3. Jackie Brown
Jackie Brown is probably the only Tarantino movie we’ll ever see that’s adapted from someone else’s story. Based on Elmore Leonard’s Rum Punch, the film marked a foray into more mature territory for the director following Reservoir Dogs and Pulp Fiction, even though it’s another slice of pulpy crime fare that comfortably hangs out with those movies. But, compared to most of his efforts, Jackie Brown is much more emotionally nuanced. Here, we see the director in a melancholic, reflective mood as he ponders aging and regret, although he still peppers in some pop culture references and violence for good measure.
That said, the work of Leonard — with its cool criminal characters, snappy dialogue, and laidback hangout vibe — boasts similarities with Tarantino’s own stylistic tendencies.
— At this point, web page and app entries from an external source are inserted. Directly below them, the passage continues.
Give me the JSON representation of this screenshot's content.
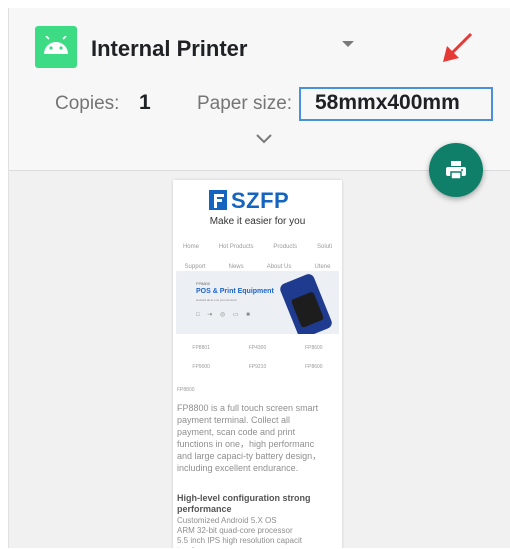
{
  "header": {
    "printer_name": "Internal Printer",
    "copies_label": "Copies:",
    "copies_value": "1",
    "paper_size_label": "Paper size:",
    "paper_size_value": "58mmx400mm"
  },
  "icons": {
    "app": "android-icon",
    "dropdown": "dropdown-arrow-icon",
    "expand": "chevron-down-icon",
    "print": "print-icon",
    "annotation": "red-arrow-icon"
  },
  "colors": {
    "android_green": "#3ddc84",
    "fab": "#0f7f69",
    "highlight_border": "#4a90d9",
    "annotation_arrow": "#e53935",
    "brand_blue": "#1565c0"
  },
  "preview": {
    "logo_text": "SZFP",
    "slogan": "Make it easier for you",
    "nav_row1": [
      "Home",
      "Hot Products",
      "Products",
      "Soluti"
    ],
    "nav_row2": [
      "Support",
      "News",
      "About Us",
      "Utene"
    ],
    "banner": {
      "line1": "FP8800",
      "title": "POS & Print Equipment",
      "line3": "android all-in-one pos terminal"
    },
    "models_row1": [
      "FP8801",
      "FP4300",
      "FP8600"
    ],
    "models_row2": [
      "FP9000",
      "FP9210",
      "FP8600"
    ],
    "small_label": "FP8800",
    "description": "FP8800 is a full touch screen smart\npayment terminal. Collect all\npayment, scan code and print\nfunctions in one，high performanc\nand large capaci-ty battery design，\nincluding excellent endurance.",
    "feature_title": "High-level configuration strong\nperformance",
    "feature_desc": "Customized Android 5.X OS\nARM 32-bit quad-core processor\n5.5 inch IPS high resolution capacit\ntouch screen"
  }
}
Long before he ever adapted Leonardthe author’s story, his own voice was already informed by his literary counterpart. And while the genesis of Jackie Brown wasn’t conjured up by his own imagination, Jackie Brownstill feels quintessentially Tarantino. Of course, he still takes some creative liberties with the source material, including the decision to turn the protagonist into a middle-aged black woman, who Pam Grier brings to life in what is arguably the most compelling performance by an actor in any Tarantino flick. There’s an audience out there that adores this movie, but it’s underappreciated in the grand scheme of things and that’s a damn shame. (Kieran Fisher)
2. Pulp Fiction
It’s hard to remember now — or, if you’re on the younger side, imagine it — but there was really nothing like Pulp Fiction before the movie hit the Cannes Film Festival and then theaters in 1994. Nonlinear storytelling that doesn’t play as flashbacks (a la Reservoir Dogs) wasn’t familiar to mainstream audiences, who ate the thing up, even as it left many confused (“how did John Travolta come back to life?” asked many a moviegoer). But as fresh as it was then, that structure, that scipt, co-written by Roger Avary, isn’t some relic now. It’s just taken for granted.
What’s interesting about Pulp Fiction today as “early Tarantino” is that the film remains a masterpiece but admittedly feels a bit on the lighter side. All the components that wowed us initially are still there. It’s cool and has quotable dialogue, an intricate plot, a fantastic mixtape soundtrack, and tons of unforgettable moments, whether they’re original or totally inspired by other pop culture. It’s a perfectly blended pastiche, timeless as a result. It’s not as deep in its themes or characters as some later Tarantino. It’s really just damn good pulp entertainment. (Christopher Campbell)
1. Inglourious Basterds
Once upon a time in Nazi-occupied France, Inglourious Basterds confirmed the long-running hypothesis that Quentin Tarantino lives in a world of his own—or at the very least, his films do. His first foray into alternate history remains his best, a masterwork of that addictive mix of irreverence and meticulous craftsmanship that makes his films so exceedingly watchable. It’s got a wonderfully eclectic cast of heroes between the indomitable Shosanna Dreyfus (Mélanie Laurent) and Lt. Aldo Raine (Brad Pitt) and his merry band of Nazi-killing Basterds, featuring the likes of Sgt. Donny “The Bear Jew” Donowitz (Eli Roth) and the dapper Archie Hicox (who left my foolish 14-year-old self believing there were film critics out there who looked like Michael Fassbender, but I digress). Perhaps more importantly, though, the film has one of cinema’s most deliciously evil villains in Colonel Hans Landa (Christoph Waltz), anal-retentive grammar Nazi, actual Nazi, and bona fide psychopath. He’s the absolute worst and every moment he’s on-screen is pure cinematic gold.
If there is one key to unlocking Tarantino, it is arguably the understanding that in his world, everything revolves around movies. Perhaps one of the things that make his films so enjoyable—even when things go full bloodbath or subtext takes decidedly problematic turns—is that his love and admiration for film and filmmaking radiates from every frame. In this manner, Inglourious Basterdssnowballs towards an explosive finale that turns the outrageously absurd into something with a compelling inevitability. Hitler and basically the entire Nazi regime wiped out at a movie premiere through the explosive power of a nitrate film collection? And yet, in a Tarantino universe, it’s hard to imagine things playing out any other way.
“I think this just might be my masterpiece,” Lt. Raine announces just before the credits roll. He’s referring to the swastika carved into the double-crossing Landa’s forehead, but the closing line of Inglourious Basterds also feels like Tarantino commenting on the film itself—and on that account, I, for one, certainly agree. (Ciara Wardlow)